I recently had a problem was a new color sensor I was working on: the datasheet was pretty spartan, and there was no information on converting the raw sensor values to something more useful like 'lux' or 'color temperature'.

What I did have was a Windows app for the official evaluation kit that gave me some of the values I was looking for.

I didn't have the eval kit, but it meant that the magic numbers had at least been worked out by someone in the company ... they just didn't make it outside the corporate firewall yet (officially).

Enter the wonderful world of .Net.

If you have a recent Windows based app from a a silicon vendor, there's about 9 chances in 10 it was written in either VB.Net or C#.Net. Thankfully, it's trivial to decompile .Net applications, and you might be able to find the magic numbers or formulas you need in the source code for the application.

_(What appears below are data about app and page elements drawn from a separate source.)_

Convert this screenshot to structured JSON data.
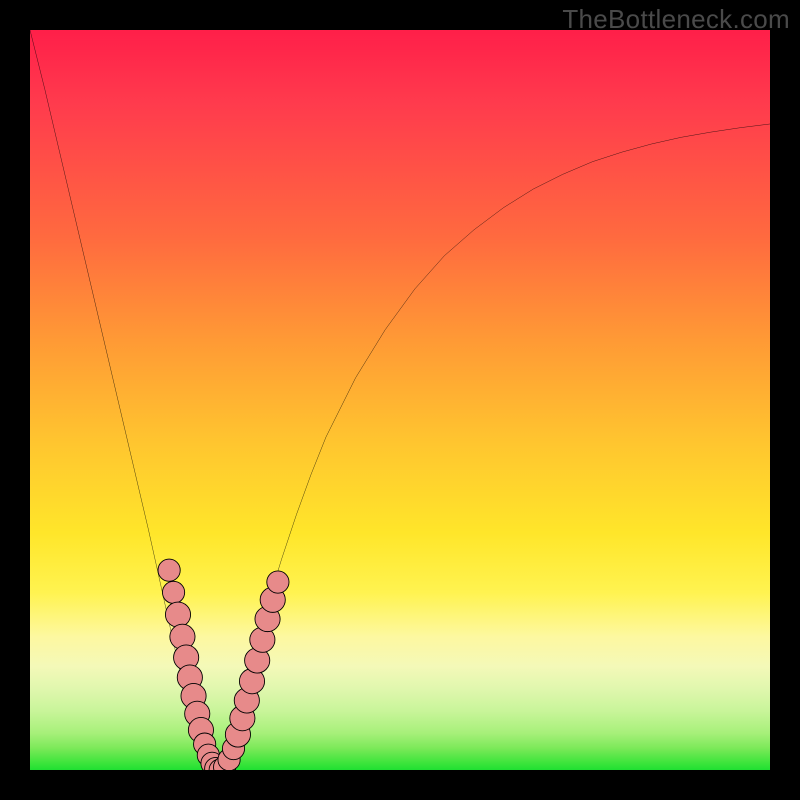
{
  "watermark": "TheBottleneck.com",
  "colors": {
    "curve": "#000000",
    "marker_fill": "#e78a8a",
    "marker_stroke": "#000000"
  },
  "chart_data": {
    "type": "line",
    "title": "",
    "xlabel": "",
    "ylabel": "",
    "xlim": [
      0,
      100
    ],
    "ylim": [
      0,
      100
    ],
    "grid": false,
    "series": [
      {
        "name": "bottleneck-curve",
        "x": [
          0,
          2,
          4,
          6,
          8,
          10,
          12,
          14,
          16,
          18,
          19,
          20,
          21,
          22,
          23,
          23.5,
          24,
          24.5,
          25,
          26,
          27,
          28,
          29,
          30,
          32,
          34,
          36,
          38,
          40,
          44,
          48,
          52,
          56,
          60,
          64,
          68,
          72,
          76,
          80,
          84,
          88,
          92,
          96,
          100
        ],
        "y": [
          100,
          92,
          83.5,
          75,
          66.5,
          58,
          49.5,
          41,
          32.5,
          23.5,
          19,
          14.5,
          10,
          6,
          3,
          1.6,
          0.7,
          0.2,
          0,
          1,
          3.5,
          7,
          11,
          15,
          22,
          28.5,
          34.5,
          40,
          45,
          53,
          59.5,
          65,
          69.5,
          73,
          76,
          78.5,
          80.5,
          82.2,
          83.5,
          84.6,
          85.5,
          86.2,
          86.8,
          87.3
        ]
      }
    ],
    "markers": [
      {
        "x": 18.8,
        "y": 27.0,
        "r": 1.5
      },
      {
        "x": 19.4,
        "y": 24.0,
        "r": 1.5
      },
      {
        "x": 20.0,
        "y": 21.0,
        "r": 1.7
      },
      {
        "x": 20.6,
        "y": 18.0,
        "r": 1.7
      },
      {
        "x": 21.1,
        "y": 15.2,
        "r": 1.7
      },
      {
        "x": 21.6,
        "y": 12.5,
        "r": 1.7
      },
      {
        "x": 22.1,
        "y": 10.0,
        "r": 1.7
      },
      {
        "x": 22.6,
        "y": 7.6,
        "r": 1.7
      },
      {
        "x": 23.1,
        "y": 5.4,
        "r": 1.7
      },
      {
        "x": 23.6,
        "y": 3.5,
        "r": 1.5
      },
      {
        "x": 24.1,
        "y": 2.0,
        "r": 1.5
      },
      {
        "x": 24.6,
        "y": 0.9,
        "r": 1.5
      },
      {
        "x": 25.1,
        "y": 0.2,
        "r": 1.5
      },
      {
        "x": 25.7,
        "y": 0.0,
        "r": 1.5
      },
      {
        "x": 26.3,
        "y": 0.4,
        "r": 1.5
      },
      {
        "x": 26.9,
        "y": 1.4,
        "r": 1.5
      },
      {
        "x": 27.5,
        "y": 2.9,
        "r": 1.5
      },
      {
        "x": 28.1,
        "y": 4.8,
        "r": 1.7
      },
      {
        "x": 28.7,
        "y": 7.0,
        "r": 1.7
      },
      {
        "x": 29.3,
        "y": 9.4,
        "r": 1.7
      },
      {
        "x": 30.0,
        "y": 12.0,
        "r": 1.7
      },
      {
        "x": 30.7,
        "y": 14.8,
        "r": 1.7
      },
      {
        "x": 31.4,
        "y": 17.6,
        "r": 1.7
      },
      {
        "x": 32.1,
        "y": 20.4,
        "r": 1.7
      },
      {
        "x": 32.8,
        "y": 23.0,
        "r": 1.7
      },
      {
        "x": 33.5,
        "y": 25.4,
        "r": 1.5
      }
    ]
  }
}
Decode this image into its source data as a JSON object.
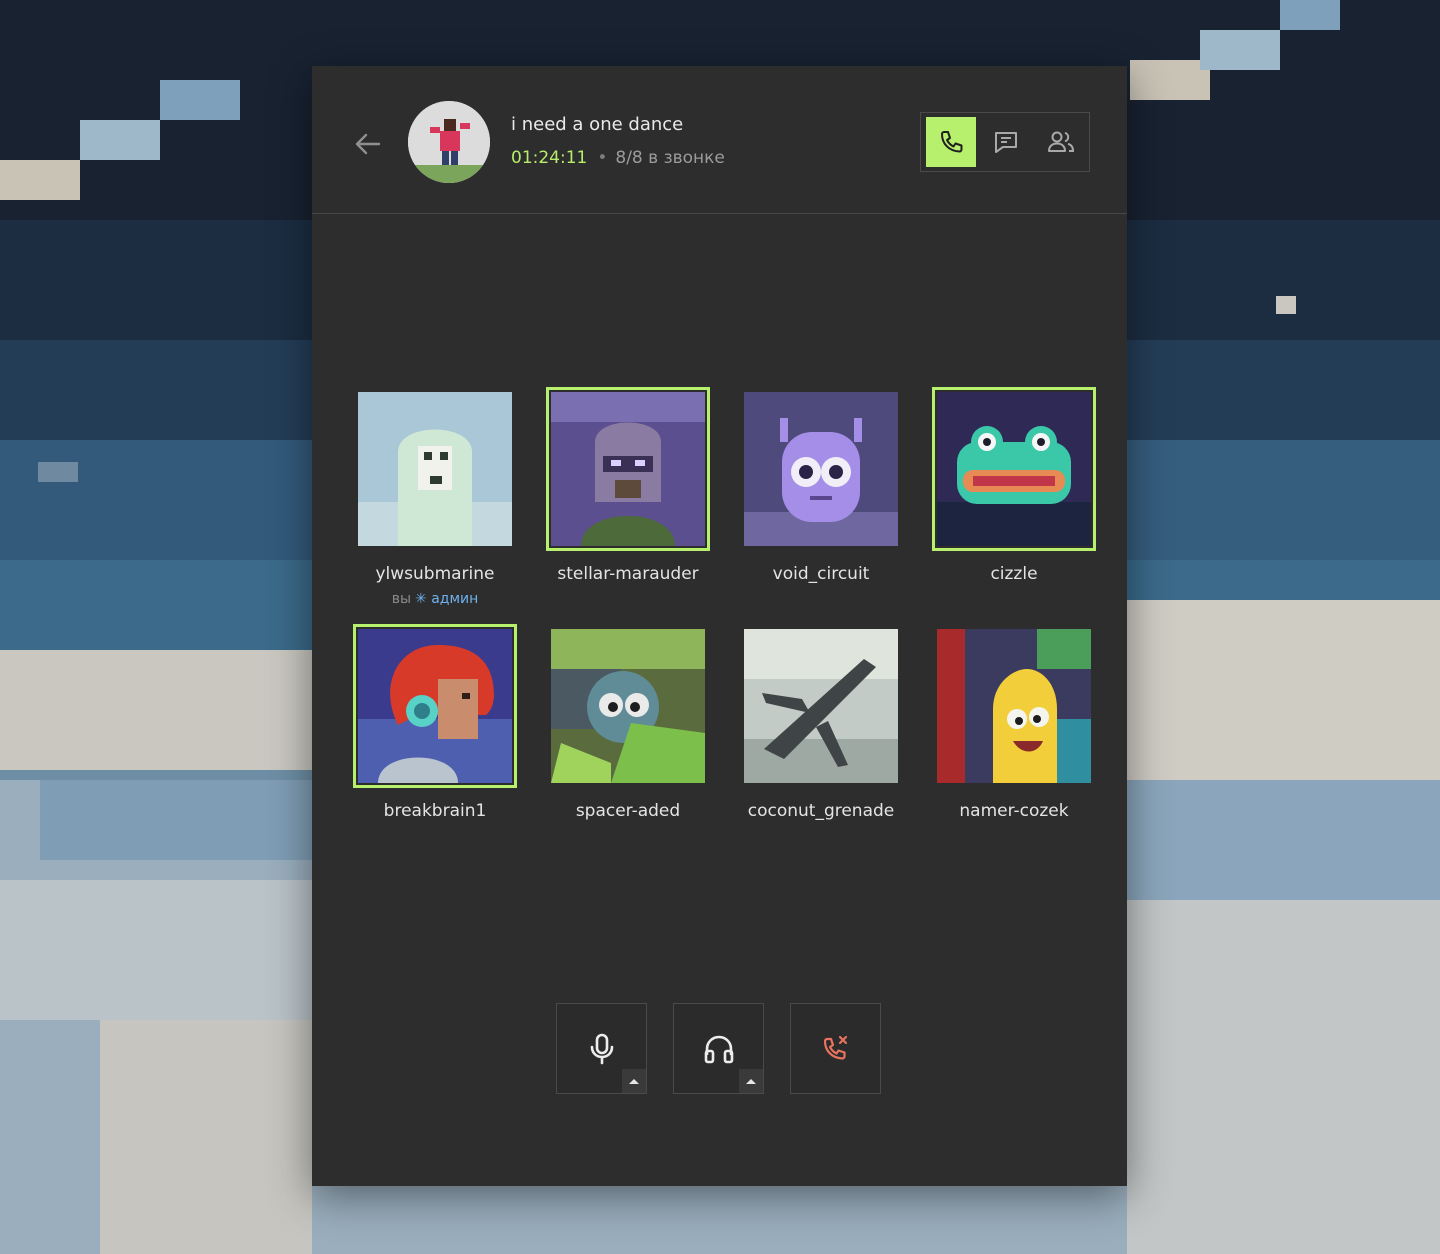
{
  "call": {
    "title": "i need a one dance",
    "timer": "01:24:11",
    "separator": "•",
    "participants_text": "8/8 в звонке"
  },
  "modes": [
    {
      "name": "call-mode",
      "icon": "phone-icon",
      "active": true
    },
    {
      "name": "chat-mode",
      "icon": "chat-icon",
      "active": false
    },
    {
      "name": "members-mode",
      "icon": "users-icon",
      "active": false
    }
  ],
  "participants": [
    {
      "username": "ylwsubmarine",
      "you_label": "вы",
      "role_icon": "✳",
      "role": "админ",
      "speaking": false
    },
    {
      "username": "stellar-marauder",
      "speaking": true
    },
    {
      "username": "void_circuit",
      "speaking": false
    },
    {
      "username": "cizzle",
      "speaking": true
    },
    {
      "username": "breakbrain1",
      "speaking": true
    },
    {
      "username": "spacer-aded",
      "speaking": false
    },
    {
      "username": "coconut_grenade",
      "speaking": false
    },
    {
      "username": "namer-cozek",
      "speaking": false
    }
  ],
  "controls": [
    {
      "name": "microphone-button",
      "icon": "microphone-icon"
    },
    {
      "name": "headphones-button",
      "icon": "headphones-icon"
    },
    {
      "name": "leave-call-button",
      "icon": "phone-hangup-icon"
    }
  ],
  "colors": {
    "accent": "#b7f06c",
    "panel": "#2d2d2d",
    "admin": "#6eb1ec",
    "danger": "#e8735f"
  }
}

Read on to see how easy it is to get from binary to C#, and fill in those blanks in your datasheet ...
I haven't done any serious C# or .Net development in 3-4 years, but when I did one of the tools I used the most was a free app called .Net Reflector. You could use it to decompile unobfuscated .Net apps, but more importantly you could use it to decompile the core .Net libraries themselves for a direct view of what was going on beneath the surface.

My first thought looking at this demo app from the silicon vendor was to download Reflector ... but alas, Reflector seems to have gone commercial since I last used it. I don't have a problem paying for tools (everyone needs to eat) ... but in this case it's not something I'd use more than once, and so I did a quick search for free alternatives.

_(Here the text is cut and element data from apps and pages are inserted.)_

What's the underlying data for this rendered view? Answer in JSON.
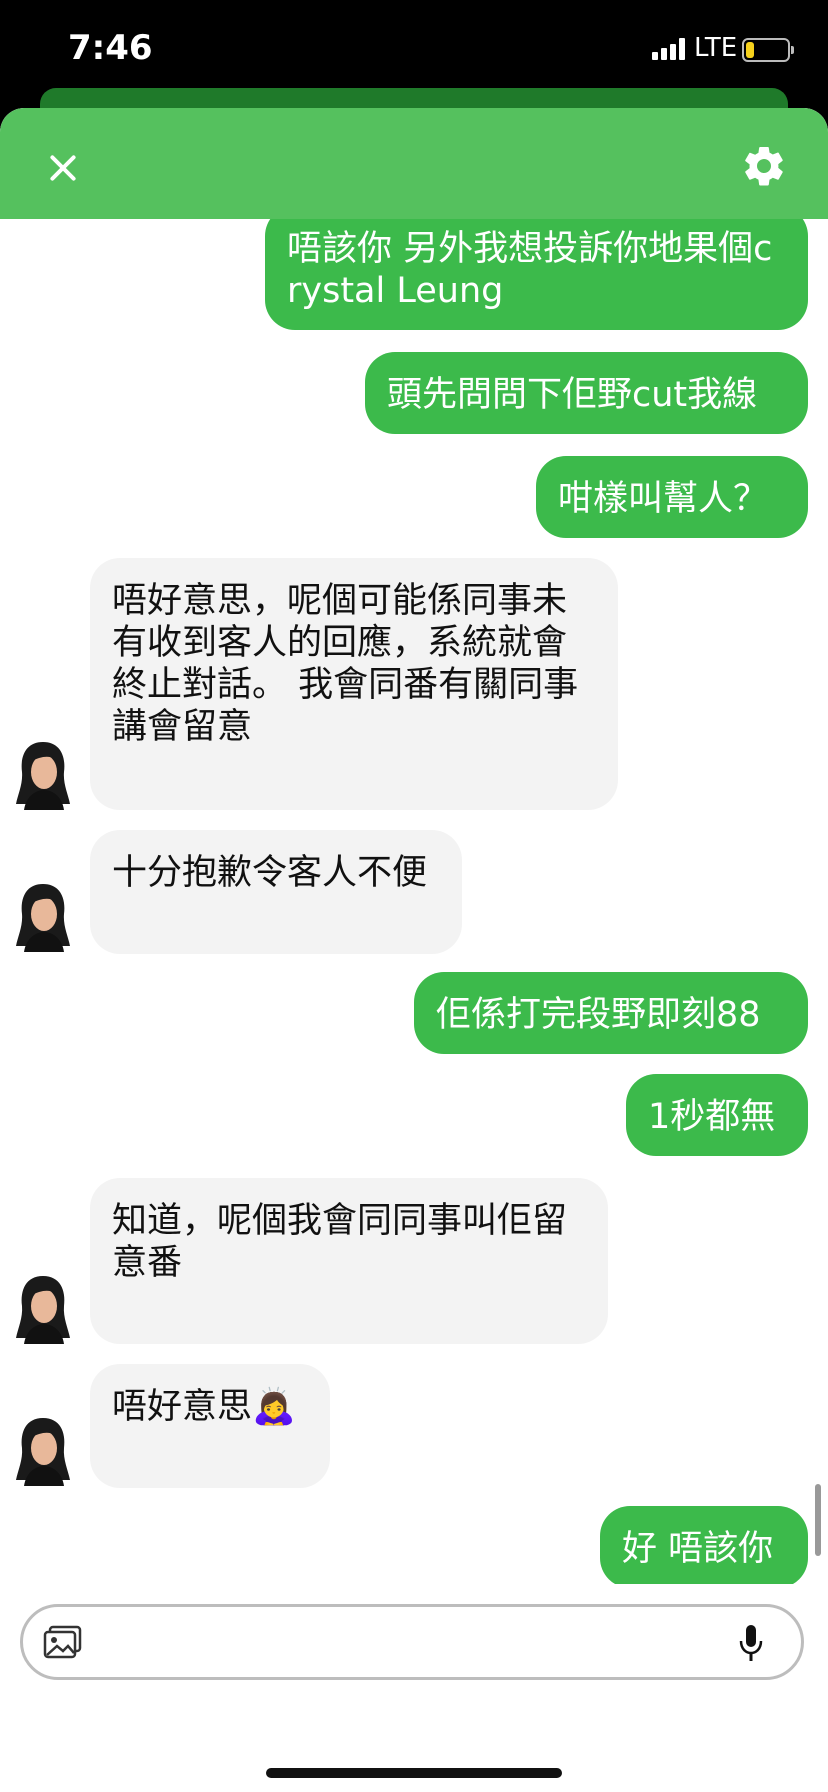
{
  "status_bar": {
    "time": "7:46",
    "network": "LTE",
    "battery_level": 0.2
  },
  "header": {
    "close_icon": "close-icon",
    "settings_icon": "gear-icon",
    "color": "#55c15e"
  },
  "messages": [
    {
      "side": "out",
      "text": "唔該你 另外我想投訴你地果個crystal Leung"
    },
    {
      "side": "out",
      "text": "頭先問問下佢野cut我線"
    },
    {
      "side": "out",
      "text": "咁樣叫幫人？"
    },
    {
      "side": "in",
      "text": "唔好意思，呢個可能係同事未有收到客人的回應，系統就會終止對話。 我會同番有關同事講會留意"
    },
    {
      "side": "in",
      "text": "十分抱歉令客人不便"
    },
    {
      "side": "out",
      "text": "佢係打完段野即刻88"
    },
    {
      "side": "out",
      "text": "1秒都無"
    },
    {
      "side": "in",
      "text": "知道，呢個我會同同事叫佢留意番"
    },
    {
      "side": "in",
      "text": "唔好意思🙇‍♀️"
    },
    {
      "side": "out",
      "text": "好 唔該你"
    }
  ],
  "composer": {
    "placeholder": "",
    "photo_icon": "photo-icon",
    "mic_icon": "microphone-icon"
  },
  "colors": {
    "outgoing": "#3cba4b",
    "incoming": "#f3f3f3"
  }
}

The two main free replacements seem to be ILSpy and Telerik's JustDecompile. They'll both do the job, but I went with JustDecompile simply because I've used Telerik products before.

Decompiling Your .Net App with JustDecompile

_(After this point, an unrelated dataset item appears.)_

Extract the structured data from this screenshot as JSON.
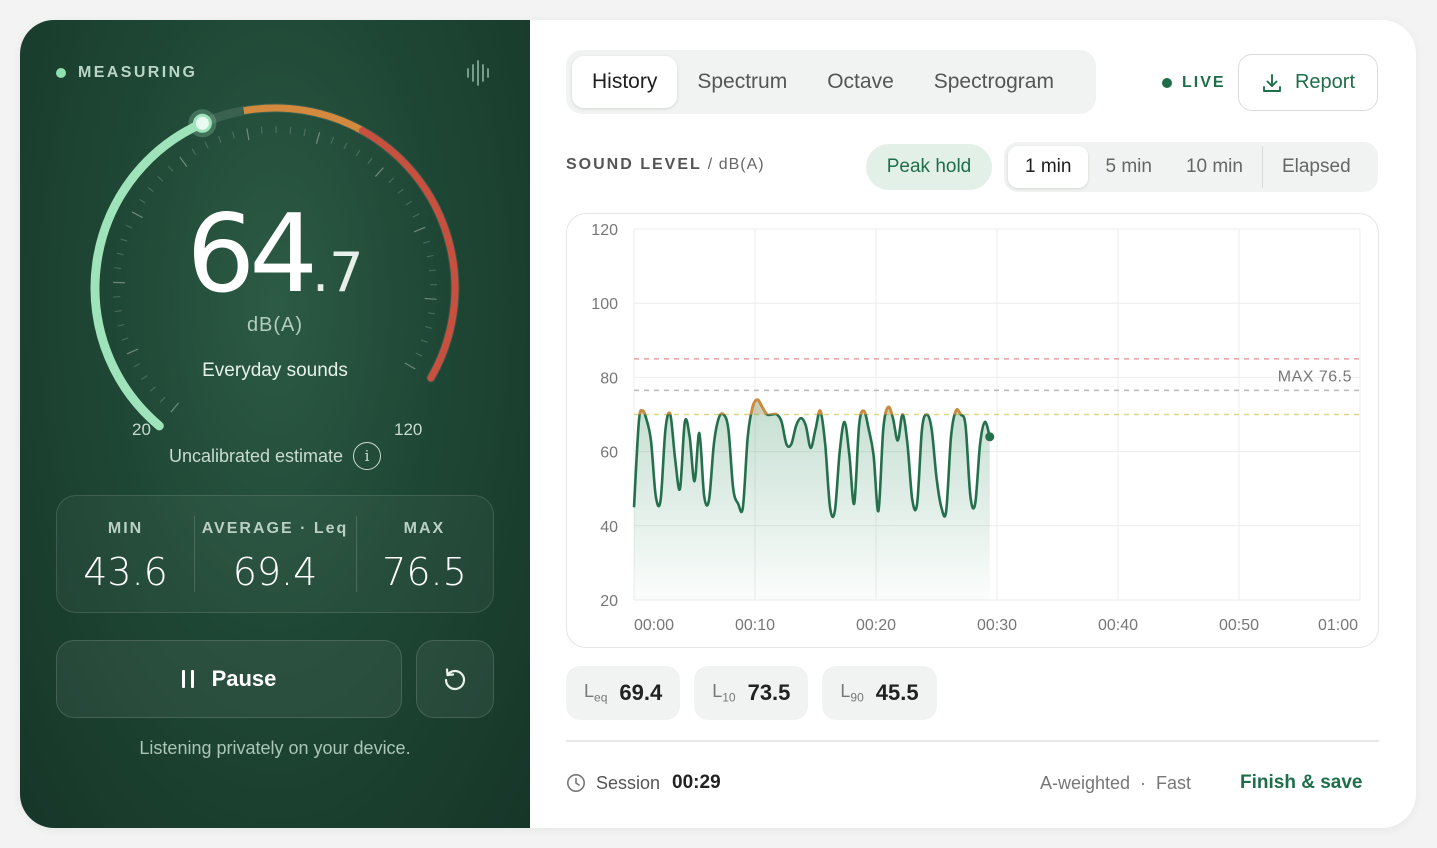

After downloading and installing JustDecompile, you just need to point to your .exe (or perhaps your .dll), and if it was written using .Net (and isn't obfuscated), you should be able to see some details from the binary and browse the IL code:
From here, you simply need to start exploring the binary, and the tools will decompile the IL code in the binaries back to your .Net language of choice (most tools support at least C# and Visual Basic.Net). The Telerik tool also has a 'search' tool where you can search for types, or do free text searches (for values like 'Lux' for example).

A few seconds of digging, and I came up with this for example:
From here, you should be able to convert the code back to C or whatever other language or platform you're using, and you'll have a working program in no time ... or at least you should get a nudge in the right direction. In any case, it sure beats waiting for your 'bottle tossed into the the ocean' support request to come through!
This guide was first published on Mar 19, 2013. It was last updated on Mar 19, 2013.